THE FOLLOWING WAS LAST UPDATED ON JAN. 9, 2012.
Foundationless beekeeping is turning out to be less successful than I’d hoped. Foundationless hives require considerably more resources to thrive than conventional hives with foundation, and those resources are not consistently available in St. John’s, Newfoundland, given our cold wet springs and short summers. I was recently informed that the foundationless hives can survive in Newfoundland, but they will likely take two years to establish themselves in our cold climate before I can harvest any honey from them. I wouldn’t have bothered with foundationless hives had I known that from the start. As much as I like the idea of going all-natural, I want some honey too.
So here’s the best plan I can come up with at the moment.
Neither of our hives are 100% foundationless. Each hive has about 10 conventional frames with foundation and 10 that are foundationless. I might be able to combine the 20 conventional frames from the two hives into one strong hive so that at least one hive has a chance of producing some honey I can harvest this summer. All the foundationless frames loaded up with drone comb can live together in their own hive and fend for themselves. If they do alright, wonderful. But if they don’t, at least I have a chance of harvesting some honey from the conventional hive this summer. Maybe.
It’s possible the excessive number of drones on the foundationless frames using up all the bees’ resources are a result of a laying worker bee, but there would have to be a laying worker in both hives to account for all the drones if that was the case, and that seems unlikely to me. I’m not certain about anything that’s happening in the hives.

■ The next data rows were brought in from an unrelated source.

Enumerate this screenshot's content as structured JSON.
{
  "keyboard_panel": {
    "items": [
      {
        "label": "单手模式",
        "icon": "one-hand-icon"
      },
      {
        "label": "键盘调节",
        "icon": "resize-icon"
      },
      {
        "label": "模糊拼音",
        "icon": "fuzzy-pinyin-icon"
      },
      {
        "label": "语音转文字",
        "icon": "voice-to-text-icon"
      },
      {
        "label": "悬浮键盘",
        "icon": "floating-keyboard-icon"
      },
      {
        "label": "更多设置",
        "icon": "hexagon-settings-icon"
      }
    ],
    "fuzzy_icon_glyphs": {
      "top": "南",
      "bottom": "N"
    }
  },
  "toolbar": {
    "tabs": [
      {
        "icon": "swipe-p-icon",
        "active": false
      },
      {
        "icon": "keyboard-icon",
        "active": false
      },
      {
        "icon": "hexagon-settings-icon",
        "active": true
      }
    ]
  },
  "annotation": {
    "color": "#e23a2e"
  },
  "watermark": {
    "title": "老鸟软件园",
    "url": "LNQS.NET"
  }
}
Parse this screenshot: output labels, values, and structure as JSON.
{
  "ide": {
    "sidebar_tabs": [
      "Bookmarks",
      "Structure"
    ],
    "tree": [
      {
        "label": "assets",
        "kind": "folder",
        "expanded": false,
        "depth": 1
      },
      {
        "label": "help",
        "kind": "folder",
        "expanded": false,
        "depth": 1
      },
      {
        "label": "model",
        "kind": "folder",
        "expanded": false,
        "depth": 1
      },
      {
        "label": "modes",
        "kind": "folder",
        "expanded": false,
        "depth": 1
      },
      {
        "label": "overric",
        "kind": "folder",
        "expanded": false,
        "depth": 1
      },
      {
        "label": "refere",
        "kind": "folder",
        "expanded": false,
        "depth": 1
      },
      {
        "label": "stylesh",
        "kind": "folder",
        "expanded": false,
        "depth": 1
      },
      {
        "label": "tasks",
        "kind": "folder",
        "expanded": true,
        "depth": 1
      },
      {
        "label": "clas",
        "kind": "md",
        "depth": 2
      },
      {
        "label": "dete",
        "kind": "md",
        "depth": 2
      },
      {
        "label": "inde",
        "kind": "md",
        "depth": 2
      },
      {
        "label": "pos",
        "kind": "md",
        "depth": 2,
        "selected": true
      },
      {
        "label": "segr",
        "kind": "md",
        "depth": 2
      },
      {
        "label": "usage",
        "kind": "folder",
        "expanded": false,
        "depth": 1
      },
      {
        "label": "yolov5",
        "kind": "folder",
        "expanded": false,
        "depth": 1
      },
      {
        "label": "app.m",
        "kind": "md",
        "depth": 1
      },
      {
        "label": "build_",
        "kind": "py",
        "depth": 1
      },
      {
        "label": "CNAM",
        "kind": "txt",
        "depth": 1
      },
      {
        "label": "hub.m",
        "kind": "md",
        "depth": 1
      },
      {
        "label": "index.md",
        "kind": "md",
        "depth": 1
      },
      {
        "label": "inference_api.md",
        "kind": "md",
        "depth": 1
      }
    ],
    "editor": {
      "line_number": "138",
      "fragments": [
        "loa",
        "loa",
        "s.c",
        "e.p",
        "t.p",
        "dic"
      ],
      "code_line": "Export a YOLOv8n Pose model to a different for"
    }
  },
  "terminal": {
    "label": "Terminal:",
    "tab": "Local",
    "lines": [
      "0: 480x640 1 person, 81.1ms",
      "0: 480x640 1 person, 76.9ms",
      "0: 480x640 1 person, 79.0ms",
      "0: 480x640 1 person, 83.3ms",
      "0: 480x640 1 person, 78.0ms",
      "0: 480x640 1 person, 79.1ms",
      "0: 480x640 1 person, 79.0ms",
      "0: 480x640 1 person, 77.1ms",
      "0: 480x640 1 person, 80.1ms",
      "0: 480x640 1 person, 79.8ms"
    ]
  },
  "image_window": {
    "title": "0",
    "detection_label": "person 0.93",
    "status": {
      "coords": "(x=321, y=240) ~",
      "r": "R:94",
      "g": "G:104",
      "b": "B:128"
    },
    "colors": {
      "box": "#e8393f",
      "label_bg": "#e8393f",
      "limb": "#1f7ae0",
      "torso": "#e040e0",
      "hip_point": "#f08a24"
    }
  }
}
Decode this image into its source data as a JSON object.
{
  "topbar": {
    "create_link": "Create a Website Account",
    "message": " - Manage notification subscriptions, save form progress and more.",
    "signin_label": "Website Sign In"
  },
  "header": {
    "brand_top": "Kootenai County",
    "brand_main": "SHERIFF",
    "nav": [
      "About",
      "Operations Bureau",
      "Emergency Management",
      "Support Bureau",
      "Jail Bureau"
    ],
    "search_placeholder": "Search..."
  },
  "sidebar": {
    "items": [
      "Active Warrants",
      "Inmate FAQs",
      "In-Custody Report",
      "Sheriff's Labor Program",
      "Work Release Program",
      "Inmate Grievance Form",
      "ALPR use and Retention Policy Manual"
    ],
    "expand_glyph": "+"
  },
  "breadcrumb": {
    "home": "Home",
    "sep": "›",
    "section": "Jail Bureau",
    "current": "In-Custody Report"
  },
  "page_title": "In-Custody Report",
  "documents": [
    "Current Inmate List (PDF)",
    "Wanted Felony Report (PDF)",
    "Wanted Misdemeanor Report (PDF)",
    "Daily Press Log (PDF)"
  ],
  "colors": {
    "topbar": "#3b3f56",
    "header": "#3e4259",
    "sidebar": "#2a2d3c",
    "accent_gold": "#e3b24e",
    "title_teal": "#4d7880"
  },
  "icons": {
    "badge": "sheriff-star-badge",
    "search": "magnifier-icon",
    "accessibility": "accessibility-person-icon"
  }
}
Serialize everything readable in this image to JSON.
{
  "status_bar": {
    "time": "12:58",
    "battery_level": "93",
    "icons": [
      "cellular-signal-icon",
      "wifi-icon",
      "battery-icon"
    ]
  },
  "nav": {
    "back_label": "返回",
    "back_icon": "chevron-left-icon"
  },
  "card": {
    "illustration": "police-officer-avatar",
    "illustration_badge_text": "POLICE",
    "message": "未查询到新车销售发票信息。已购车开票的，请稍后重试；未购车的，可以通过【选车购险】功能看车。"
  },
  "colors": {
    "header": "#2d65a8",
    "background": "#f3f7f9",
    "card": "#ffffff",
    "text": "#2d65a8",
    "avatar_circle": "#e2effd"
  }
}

However, I am certain that I’m off the foundationless track. Knocking it down to one foundationless hive will be enough for me. I would love to have the foundationless hive do well, but until I see with my own eyes that foundationless works well in the cold wet environment of St. John’s, I have to hedge my bets with what’s been proven to work around here, and that’s conventional hives with foundation.
If it seems like I’m making this move only because I want more honey, I’m not. It’s better for the bees too. A young colony started from a conventional hive with considerably less drones would most likely not be as starved out as ours are now.
UPDATE (July 03/11): I’ll be glad when all this moving of foundationless frames to a single hive is over with. All of it makes me feel like I have a second job on top of my regular job, which I do not want or need. Again, I would like to warn new beekeepers not to do what I have done. Don’t try any great experiments or anything unconventional in your first year of beekeeping. The peace and harmony that comes from hanging with the the bees can quickly evaporate into a cloud of apprehension and worry if your experiment fails. Instead, stick with what has been proven to work in your local climate, and keep your beekeeping simple. At least until you know what you’re doing.
UPDATE (July 04/11): I pulled out a few frames from both hives to exchange out some foundationless frames with conventional frames, and every frame was full of drones. Thousands of them.
UPDATE (Jan. 09/12): When I first got into beekeeping and tried to follow the foundationless route, I didn’t know about moving drone frames to the outside of the box — or any of the manipulation that goes along with foundationless beekeeping. I got the impression from the Backwards Beekeepers that I could just let the bees be bees and everything would work out fine. But that isn’t exactly how it works.
For more thoughts on this topic, read “Let the bees be bees.” Really? from Honey Bee Suite.